Exercise brief> Please repeat each line below exactly, with no images in the copy.

*** Opening of Dataset content ***

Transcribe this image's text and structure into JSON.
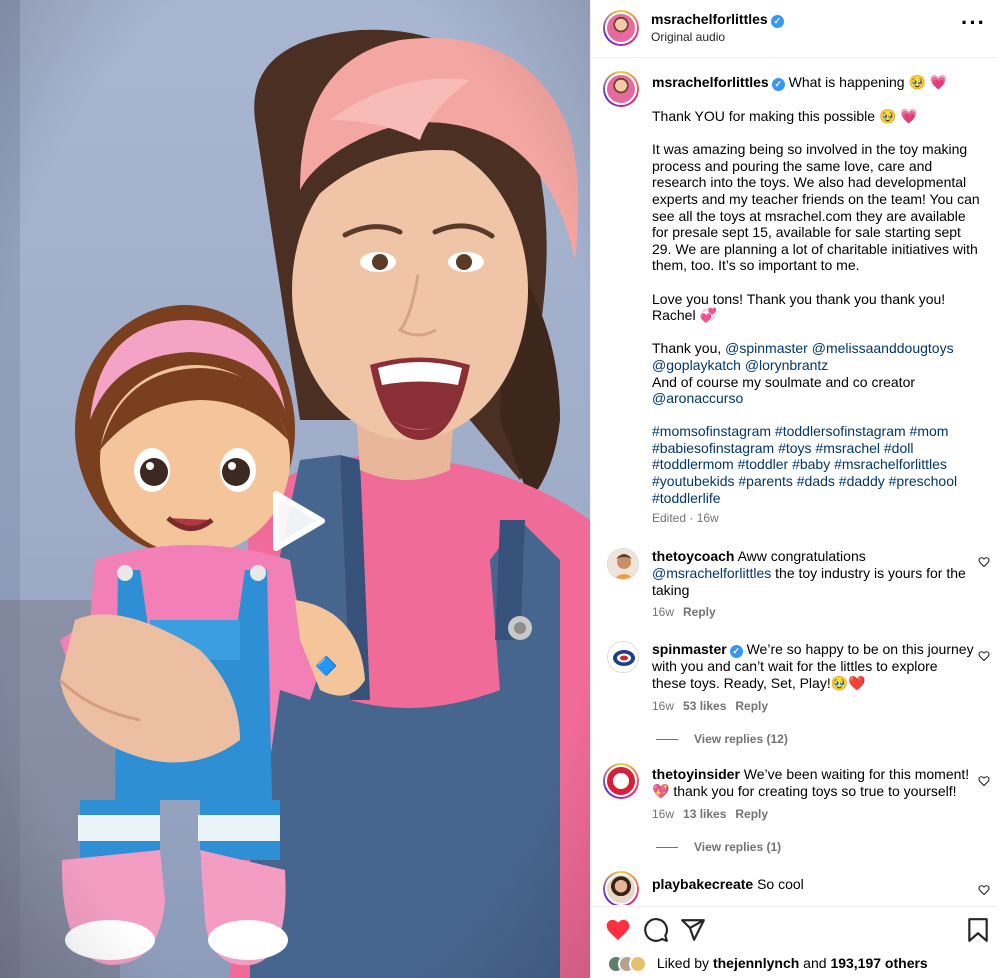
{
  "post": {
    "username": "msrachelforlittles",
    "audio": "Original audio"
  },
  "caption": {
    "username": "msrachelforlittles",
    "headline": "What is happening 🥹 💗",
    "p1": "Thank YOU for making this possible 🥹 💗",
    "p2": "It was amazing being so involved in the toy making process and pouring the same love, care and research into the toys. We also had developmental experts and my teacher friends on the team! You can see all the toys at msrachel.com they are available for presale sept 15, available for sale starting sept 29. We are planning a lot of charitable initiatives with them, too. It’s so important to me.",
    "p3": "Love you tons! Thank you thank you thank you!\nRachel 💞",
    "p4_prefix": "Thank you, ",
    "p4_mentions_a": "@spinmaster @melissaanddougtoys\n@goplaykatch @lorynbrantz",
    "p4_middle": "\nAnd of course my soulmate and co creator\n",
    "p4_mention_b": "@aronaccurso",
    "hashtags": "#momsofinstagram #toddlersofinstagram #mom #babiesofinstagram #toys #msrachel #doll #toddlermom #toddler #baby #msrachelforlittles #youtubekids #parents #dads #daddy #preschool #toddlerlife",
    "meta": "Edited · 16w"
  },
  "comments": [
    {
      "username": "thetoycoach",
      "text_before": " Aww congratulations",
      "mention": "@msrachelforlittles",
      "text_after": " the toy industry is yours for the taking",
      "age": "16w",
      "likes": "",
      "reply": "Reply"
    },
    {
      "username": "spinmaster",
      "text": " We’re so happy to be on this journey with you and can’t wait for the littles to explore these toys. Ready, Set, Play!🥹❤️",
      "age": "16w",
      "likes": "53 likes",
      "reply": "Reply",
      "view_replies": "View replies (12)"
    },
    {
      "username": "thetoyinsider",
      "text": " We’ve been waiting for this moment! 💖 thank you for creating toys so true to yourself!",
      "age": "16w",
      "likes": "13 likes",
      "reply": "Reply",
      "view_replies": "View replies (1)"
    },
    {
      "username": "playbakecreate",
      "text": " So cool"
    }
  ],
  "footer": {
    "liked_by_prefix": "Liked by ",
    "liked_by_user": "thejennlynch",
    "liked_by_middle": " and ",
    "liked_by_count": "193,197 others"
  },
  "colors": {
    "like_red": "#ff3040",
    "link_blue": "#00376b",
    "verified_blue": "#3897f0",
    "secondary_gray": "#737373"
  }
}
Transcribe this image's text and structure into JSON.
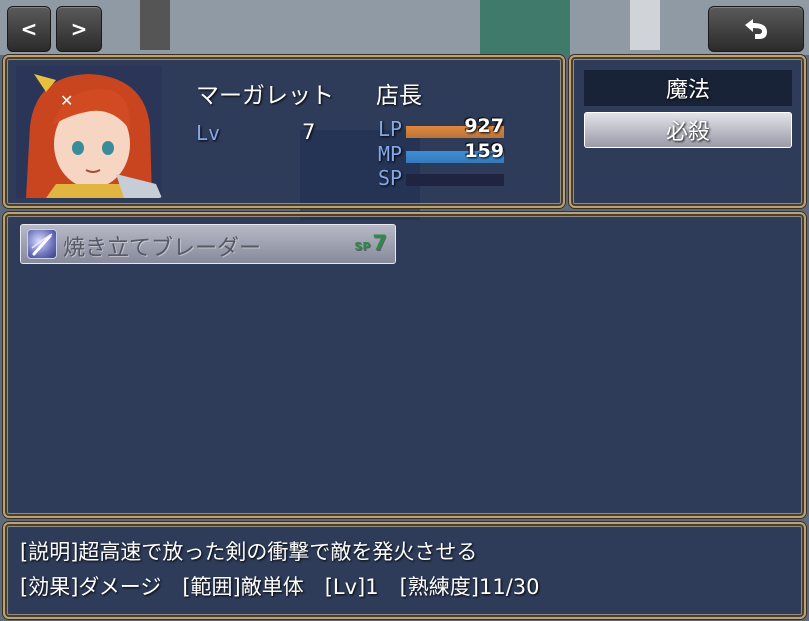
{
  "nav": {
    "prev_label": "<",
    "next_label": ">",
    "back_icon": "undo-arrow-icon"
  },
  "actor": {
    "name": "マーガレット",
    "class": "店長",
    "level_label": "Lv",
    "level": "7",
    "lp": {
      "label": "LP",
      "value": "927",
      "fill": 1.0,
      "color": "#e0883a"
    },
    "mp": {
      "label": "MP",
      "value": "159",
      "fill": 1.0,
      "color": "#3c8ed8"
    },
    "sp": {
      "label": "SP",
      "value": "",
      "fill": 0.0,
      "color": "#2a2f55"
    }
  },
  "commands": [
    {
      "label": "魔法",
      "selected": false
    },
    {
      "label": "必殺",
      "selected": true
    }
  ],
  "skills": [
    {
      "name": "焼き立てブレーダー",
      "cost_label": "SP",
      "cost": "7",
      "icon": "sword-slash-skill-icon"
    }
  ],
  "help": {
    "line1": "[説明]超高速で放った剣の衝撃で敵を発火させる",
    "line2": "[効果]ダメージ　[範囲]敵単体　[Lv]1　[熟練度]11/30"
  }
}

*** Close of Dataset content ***

Result below>
Transcribe this image's text and structure into JSON.
{
  "post": {
    "username": "msrachelforlittles",
    "audio": "Original audio"
  },
  "caption": {
    "username": "msrachelforlittles",
    "headline": "What is happening 🥹 💗",
    "p1": "Thank YOU for making this possible 🥹 💗",
    "p2": "It was amazing being so involved in the toy making process and pouring the same love, care and research into the toys. We also had developmental experts and my teacher friends on the team! You can see all the toys at msrachel.com they are available for presale sept 15, available for sale starting sept 29. We are planning a lot of charitable initiatives with them, too. It’s so important to me.",
    "p3": "Love you tons! Thank you thank you thank you!\nRachel 💞",
    "p4_prefix": "Thank you, ",
    "p4_mentions_a": "@spinmaster @melissaanddougtoys\n@goplaykatch @lorynbrantz",
    "p4_middle": "\nAnd of course my soulmate and co creator\n",
    "p4_mention_b": "@aronaccurso",
    "hashtags": "#momsofinstagram #toddlersofinstagram #mom #babiesofinstagram #toys #msrachel #doll #toddlermom #toddler #baby #msrachelforlittles #youtubekids #parents #dads #daddy #preschool #toddlerlife",
    "meta": "Edited · 16w"
  },
  "comments": [
    {
      "username": "thetoycoach",
      "text_before": " Aww congratulations",
      "mention": "@msrachelforlittles",
      "text_after": " the toy industry is yours for the taking",
      "age": "16w",
      "likes": "",
      "reply": "Reply"
    },
    {
      "username": "spinmaster",
      "text": " We’re so happy to be on this journey with you and can’t wait for the littles to explore these toys. Ready, Set, Play!🥹❤️",
      "age": "16w",
      "likes": "53 likes",
      "reply": "Reply",
      "view_replies": "View replies (12)"
    },
    {
      "username": "thetoyinsider",
      "text": " We’ve been waiting for this moment! 💖 thank you for creating toys so true to yourself!",
      "age": "16w",
      "likes": "13 likes",
      "reply": "Reply",
      "view_replies": "View replies (1)"
    },
    {
      "username": "playbakecreate",
      "text": " So cool"
    }
  ],
  "footer": {
    "liked_by_prefix": "Liked by ",
    "liked_by_user": "thejennlynch",
    "liked_by_middle": " and ",
    "liked_by_count": "193,197 others"
  },
  "colors": {
    "like_red": "#ff3040",
    "link_blue": "#00376b",
    "verified_blue": "#3897f0",
    "secondary_gray": "#737373"
  }
}
Transcribe this image's text and structure into JSON.
{
  "nav": {
    "prev_label": "<",
    "next_label": ">",
    "back_icon": "undo-arrow-icon"
  },
  "actor": {
    "name": "マーガレット",
    "class": "店長",
    "level_label": "Lv",
    "level": "7",
    "lp": {
      "label": "LP",
      "value": "927",
      "fill": 1.0,
      "color": "#e0883a"
    },
    "mp": {
      "label": "MP",
      "value": "159",
      "fill": 1.0,
      "color": "#3c8ed8"
    },
    "sp": {
      "label": "SP",
      "value": "",
      "fill": 0.0,
      "color": "#2a2f55"
    }
  },
  "commands": [
    {
      "label": "魔法",
      "selected": false
    },
    {
      "label": "必殺",
      "selected": true
    }
  ],
  "skills": [
    {
      "name": "焼き立てブレーダー",
      "cost_label": "SP",
      "cost": "7",
      "icon": "sword-slash-skill-icon"
    }
  ],
  "help": {
    "line1": "[説明]超高速で放った剣の衝撃で敵を発火させる",
    "line2": "[効果]ダメージ　[範囲]敵単体　[Lv]1　[熟練度]11/30"
  }
}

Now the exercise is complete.